| WHAT NEEDS TO BE DONE |
The result should be every line in the material below containing the string "legend".

| RAW DATA |
BEGIN

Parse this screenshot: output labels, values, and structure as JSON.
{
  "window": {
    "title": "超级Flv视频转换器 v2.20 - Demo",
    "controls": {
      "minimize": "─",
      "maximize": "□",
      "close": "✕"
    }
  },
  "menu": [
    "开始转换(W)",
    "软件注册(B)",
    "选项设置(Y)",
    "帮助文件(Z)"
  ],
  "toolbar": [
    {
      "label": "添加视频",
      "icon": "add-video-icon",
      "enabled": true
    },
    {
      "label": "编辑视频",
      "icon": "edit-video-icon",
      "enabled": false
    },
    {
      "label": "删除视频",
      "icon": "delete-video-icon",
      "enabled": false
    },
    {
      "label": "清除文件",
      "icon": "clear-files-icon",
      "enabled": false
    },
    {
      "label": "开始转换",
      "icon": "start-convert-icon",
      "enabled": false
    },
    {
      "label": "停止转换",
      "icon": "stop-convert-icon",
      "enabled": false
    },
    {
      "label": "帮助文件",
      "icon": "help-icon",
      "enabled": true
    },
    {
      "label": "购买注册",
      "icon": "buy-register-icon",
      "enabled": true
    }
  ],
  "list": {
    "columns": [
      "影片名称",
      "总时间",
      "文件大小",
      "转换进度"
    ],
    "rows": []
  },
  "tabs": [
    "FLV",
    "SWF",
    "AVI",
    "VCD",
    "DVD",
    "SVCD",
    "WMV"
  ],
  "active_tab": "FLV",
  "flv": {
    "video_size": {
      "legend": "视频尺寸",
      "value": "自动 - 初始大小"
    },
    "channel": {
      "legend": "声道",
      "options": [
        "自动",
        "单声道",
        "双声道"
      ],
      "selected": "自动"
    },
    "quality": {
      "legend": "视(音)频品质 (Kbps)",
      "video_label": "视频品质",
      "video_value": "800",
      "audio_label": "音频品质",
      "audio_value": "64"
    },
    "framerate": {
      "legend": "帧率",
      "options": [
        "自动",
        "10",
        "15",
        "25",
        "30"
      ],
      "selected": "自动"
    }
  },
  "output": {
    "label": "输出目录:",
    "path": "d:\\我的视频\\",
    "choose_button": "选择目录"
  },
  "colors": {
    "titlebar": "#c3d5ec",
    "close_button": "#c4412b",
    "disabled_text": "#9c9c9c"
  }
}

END

| THE COMPLETED TASK |
      "legend": "视频尺寸",
      "legend": "声道",
      "legend": "视(音)频品质 (Kbps)",
      "legend": "帧率",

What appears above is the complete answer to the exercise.